A lack of transparency and independent advice regarding funding arrangements for the New South Wales corruption watchdog is threatening the agency’s independence, state auditor general Margaret Crawford has found.
Crawford’s latest audit report considers the financial arrangements and management practices of four integrity agencies — the Independent Commission Against Corruption, the NSW Electoral Commission, the NSW Ombudsman, and the Law Enforcement Conduct Commission.
NSW Treasury and the Department of Premier and Cabinet currently play a key decision-making and management role in the funding process of integrity agencies. The report notes that the current funding arrangements in general, including the involvement of the executive government, can compromise the integrity agencies’ ability to fulfil their duties.
“The audit found that the current approach to determining and administering annual funding for the integrity agencies presents threats to their independent status,” the report says.
“[The current approach] is less appropriate for integrity agencies because it does not provide additional protection against the risk that funding decisions could be influenced by previous or planned investigations by the integrity agencies.
“This risk has the potential to limit the ability of the integrity agencies to fulfil their legislative mandate.”
Aspects of the financial management mechanisms used to administer funding could also “create tensions with their independent status”, the audit found.
For example, a point of contention has been the ability of the Treasury and DPC to administer efficiency dividends, budget savings and reform measures which prevent the integrity agencies from accessing the full funding approved by parliament, Crawford notes.
“There are two competing interpretations of appropriation legislation that lead to different conclusions about whether there is a clear legal basis for doing this,” the report says.
“NSW Treasury and DPC focus on the fact that the Appropriation Act provides funding for the integrity agencies to a premier, rather than the agency, and does not state that a premier must provide the full amount of funding approved to the agency. This interpretation leads to the view that a premier can restrict access to appropriation funding that was approved by parliament.
“An alternative interpretation of the Appropriation Act would consider factors specific to the integrity agencies that differentiate them from other agencies subject to these measures. These factors include that the integrity agencies are independent of ministerial control, accountable to parliament for performing specific legislated functions, and some may conduct investigations that involve a premier, or DPC or NSW Treasury.
“If this alternative interpretation is used, then the reduction of the integrity agencies’ access to appropriation funding approved by Parliament could diminish the independent status of the integrity agencies and limit their ability to fulfil their legislative mandate.”
DPC has given additional funding to three of the integrity agencies in recent years in response to their requests. The department told the audit office that it believes the risks are “more theoretical than real”.
The state’s main integrity agency, ICAC, has recently reignited debate about integrity in government with its very public investigation into disgraced Liberal MP Daryl Maguire.
Earlier this year, barrister Bret Walker in a special report said the “undesirable” and “unlawful” aspects of ICAC’s funding model must be addressed, stating the funding mechanisms put the agency at risk of “inappropriate influence”.

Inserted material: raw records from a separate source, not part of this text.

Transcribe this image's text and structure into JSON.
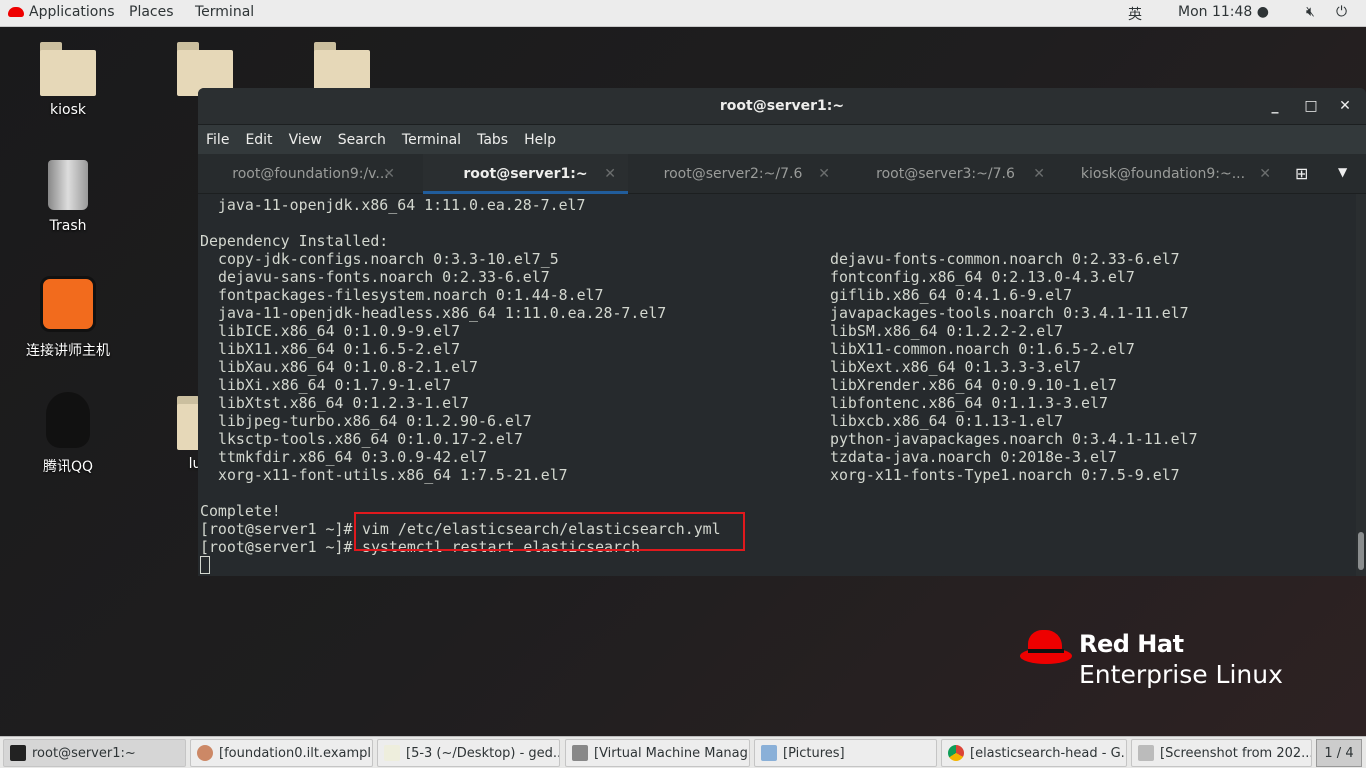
{
  "topbar": {
    "applications": "Applications",
    "places": "Places",
    "terminal": "Terminal",
    "input_method": "英",
    "clock": "Mon 11:48 ●"
  },
  "desktop": [
    {
      "label": "kiosk"
    },
    {
      "label": "Trash"
    },
    {
      "label": "连接讲师主机"
    },
    {
      "label": "腾讯QQ"
    },
    {
      "label": "luxic"
    }
  ],
  "window": {
    "title": "root@server1:~",
    "menu": [
      "File",
      "Edit",
      "View",
      "Search",
      "Terminal",
      "Tabs",
      "Help"
    ],
    "tabs": [
      {
        "label": "root@foundation9:/v..."
      },
      {
        "label": "root@server1:~"
      },
      {
        "label": "root@server2:~/7.6"
      },
      {
        "label": "root@server3:~/7.6"
      },
      {
        "label": "kiosk@foundation9:~..."
      }
    ]
  },
  "terminal": {
    "first_line": "  java-11-openjdk.x86_64 1:11.0.ea.28-7.el7",
    "dep_header": "Dependency Installed:",
    "left": [
      "copy-jdk-configs.noarch 0:3.3-10.el7_5",
      "dejavu-sans-fonts.noarch 0:2.33-6.el7",
      "fontpackages-filesystem.noarch 0:1.44-8.el7",
      "java-11-openjdk-headless.x86_64 1:11.0.ea.28-7.el7",
      "libICE.x86_64 0:1.0.9-9.el7",
      "libX11.x86_64 0:1.6.5-2.el7",
      "libXau.x86_64 0:1.0.8-2.1.el7",
      "libXi.x86_64 0:1.7.9-1.el7",
      "libXtst.x86_64 0:1.2.3-1.el7",
      "libjpeg-turbo.x86_64 0:1.2.90-6.el7",
      "lksctp-tools.x86_64 0:1.0.17-2.el7",
      "ttmkfdir.x86_64 0:3.0.9-42.el7",
      "xorg-x11-font-utils.x86_64 1:7.5-21.el7"
    ],
    "right": [
      "dejavu-fonts-common.noarch 0:2.33-6.el7",
      "fontconfig.x86_64 0:2.13.0-4.3.el7",
      "giflib.x86_64 0:4.1.6-9.el7",
      "javapackages-tools.noarch 0:3.4.1-11.el7",
      "libSM.x86_64 0:1.2.2-2.el7",
      "libX11-common.noarch 0:1.6.5-2.el7",
      "libXext.x86_64 0:1.3.3-3.el7",
      "libXrender.x86_64 0:0.9.10-1.el7",
      "libfontenc.x86_64 0:1.1.3-3.el7",
      "libxcb.x86_64 0:1.13-1.el7",
      "python-javapackages.noarch 0:3.4.1-11.el7",
      "tzdata-java.noarch 0:2018e-3.el7",
      "xorg-x11-fonts-Type1.noarch 0:7.5-9.el7"
    ],
    "complete": "Complete!",
    "prompt": "[root@server1 ~]# ",
    "cmd1": "vim /etc/elasticsearch/elasticsearch.yml",
    "cmd2": "systemctl restart elasticsearch"
  },
  "logo": {
    "line1": "Red Hat",
    "line2": "Enterprise Linux"
  },
  "taskbar": [
    {
      "label": "root@server1:~",
      "icon": "terminal-icon"
    },
    {
      "label": "[foundation0.ilt.exampl...",
      "icon": "remote-viewer-icon"
    },
    {
      "label": "[5-3 (~/Desktop) - ged...",
      "icon": "gedit-icon"
    },
    {
      "label": "[Virtual Machine Manag...",
      "icon": "virt-manager-icon"
    },
    {
      "label": "[Pictures]",
      "icon": "file-manager-icon"
    },
    {
      "label": "[elasticsearch-head - G...",
      "icon": "chrome-icon"
    },
    {
      "label": "[Screenshot from 202...",
      "icon": "screenshot-icon"
    }
  ],
  "workspace": "1 / 4",
  "colors": {
    "highlight_box": "#e0191d",
    "active_tab_underline": "#215d9c",
    "redhat": "#ee0000"
  }
}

Walker argued the “dependence that is created and wielded by senior public servant involvement in influencing the work programs of ICAC by means of restricting its funding” could risk ICAC’s ability to be independent.
“With the best will in the world, the senior public officials engaged in the dealings made necessary by the current arrangements for funding ICAC cannot avoid a substantial risk of appearing to be capable of exerting, by the power of the purse string, inappropriate influence over ICAC’s operations from time to time,” the advice stated.

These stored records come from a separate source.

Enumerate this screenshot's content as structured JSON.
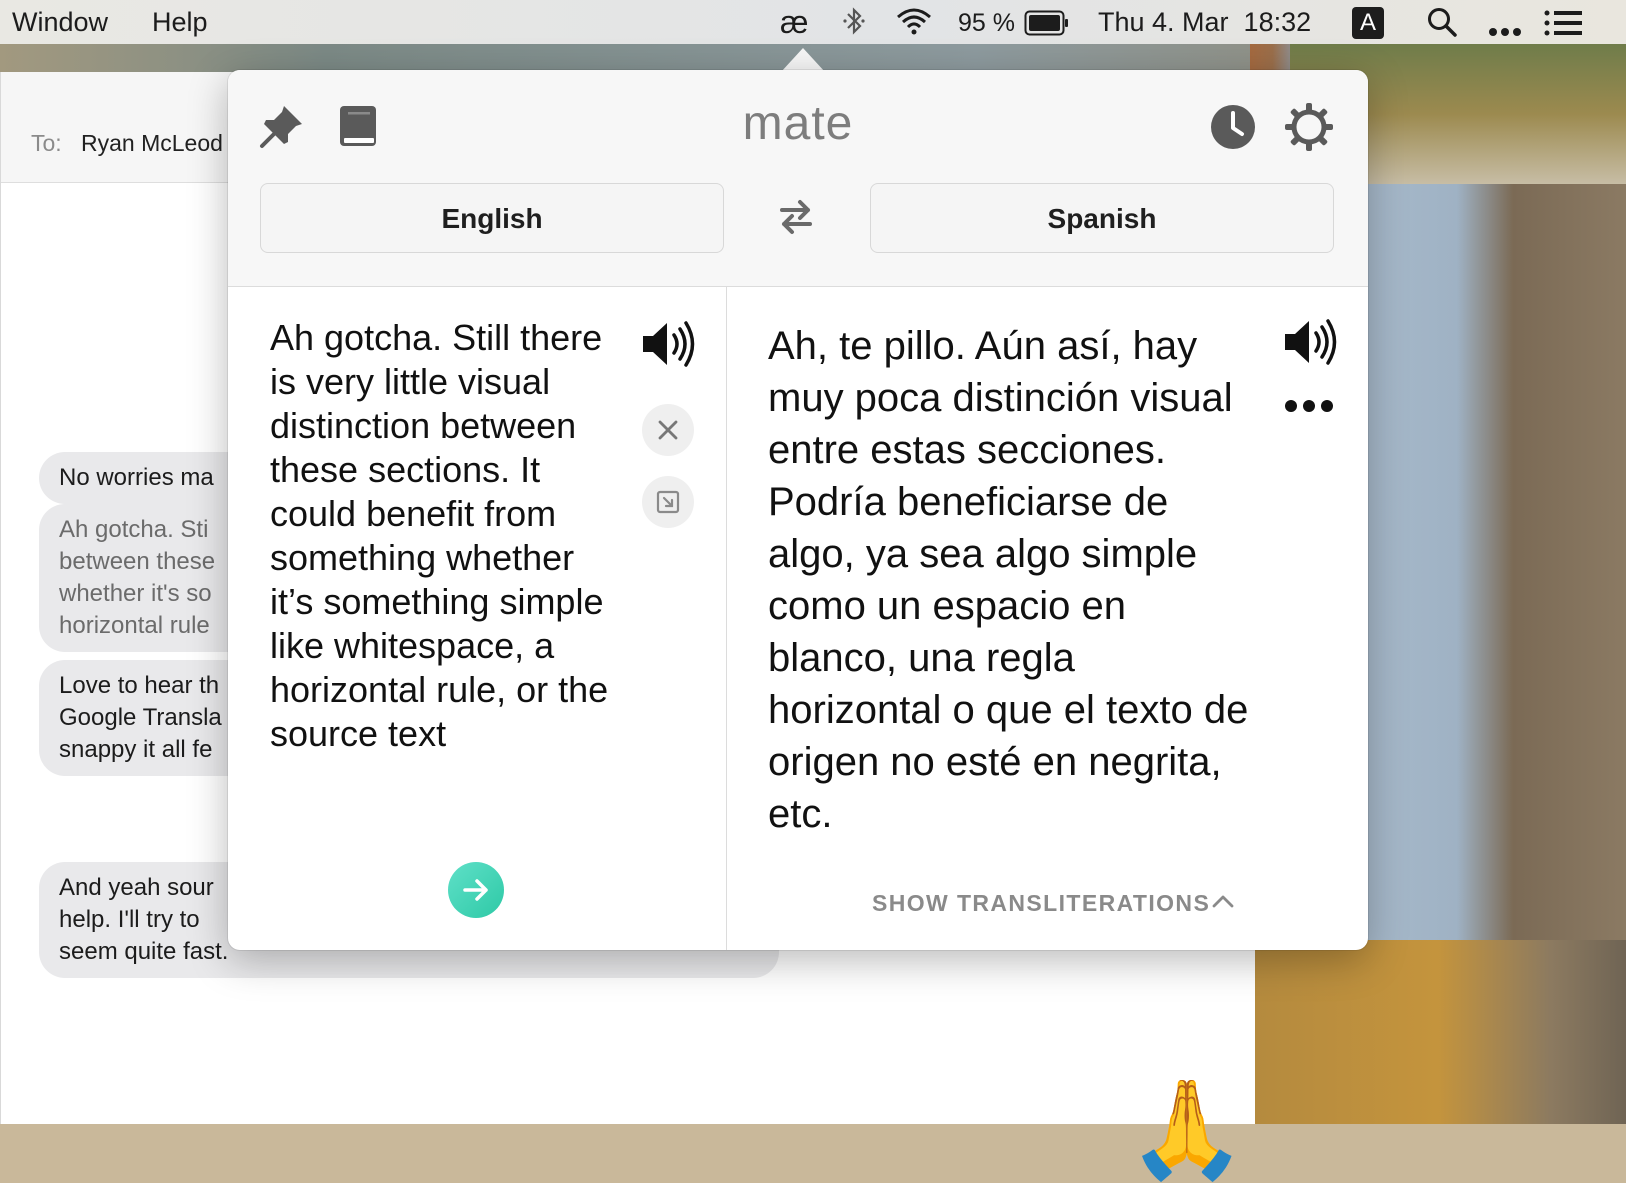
{
  "menubar": {
    "menus": [
      "Window",
      "Help"
    ],
    "status": {
      "app_icon": "æ",
      "battery": "95 %",
      "datetime": "Thu 4. Mar  18:32",
      "input_source": "A"
    }
  },
  "messages": {
    "to_label": "To:",
    "to_name": "Ryan McLeod",
    "bubbles": [
      "No worries ma",
      "Ah gotcha. Sti\nbetween these\nwhether it's so\nhorizontal rule",
      "Love to hear th\nGoogle Transla\nsnappy it all fe",
      "And yeah sour\nhelp. I'll try to\nseem quite fast."
    ],
    "emoji": "🙏"
  },
  "popover": {
    "title": "mate",
    "source_language": "English",
    "target_language": "Spanish",
    "source_text": "Ah gotcha. Still there is very little visual distinction between these sections. It could benefit from something whether it’s something simple like whitespace, a horizontal rule, or the source text",
    "translation": "Ah, te pillo. Aún así, hay muy poca distinción visual entre estas secciones. Podría beneficiarse de algo, ya sea algo simple como un espacio en blanco, una regla horizontal o que el texto de origen no esté en negrita, etc.",
    "show_transliterations": "SHOW TRANSLITERATIONS",
    "icons": {
      "pin": "pin-icon",
      "book": "book-icon",
      "history": "clock-icon",
      "settings": "gear-icon",
      "swap": "swap-icon",
      "speak": "speaker-icon",
      "clear": "close-icon",
      "more": "more-icon",
      "translate": "arrow-right-icon"
    },
    "colors": {
      "accent": "#2ec9a6"
    }
  }
}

“A crude, hypothetical but not fantastic example would be DPC’s refusal of supplementary funding sought to enable extra effort by ICAC in conducting an investigation, where a possible outcome of the investigation might reflect adversely on the government.”

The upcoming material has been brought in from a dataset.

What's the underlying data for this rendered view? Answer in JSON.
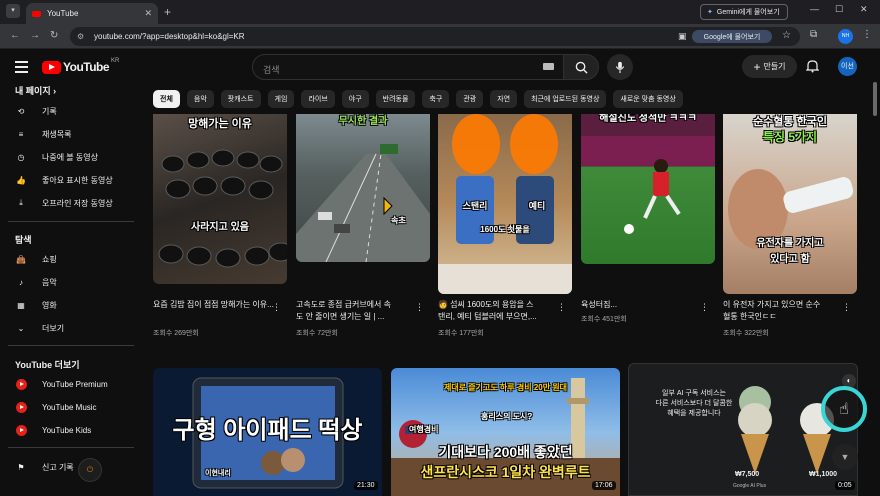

In her latest audit, Crawford notes that ICAC has submitted budget proposals seeking more funding in several recent years so it can expand its workforce in line with increases in the volume and complexity of its work.
“Some of these proposals were rejected without reasons being provided,” the report says.
“There are no formal mechanisms available to ICAC to question or challenge these decisions.”
The audit found there is “no transparency to Parliament about the reasons for decisions made about ICAC’s budget” as well as a lack of independent advice to Cabinet on ICAC’s funding requirements.
“The absence of these safeguards in the current financial arrangements creates a threat to ICAC’s independence and have the potential to limit its ability to fulfil its legislative mandate,” the report says.
In December ICAC warned the state government that without increased funding it would have to make 31 full-time employees redundant — roughly a quarter of its workforce — reducing the agency to its smallest size in its history.
In his response to the audit findings, ICAC chief commissioner Peter Hall said that while a new funding model for his agency is needed, DPC and NSW shouldn’t be involved in implementing that funding model.
“The commission’s position is that, because the involvement of Executive Government in funding arrangements for the commission is incompatible with its independence, such involvement is unlawful,” he wrote.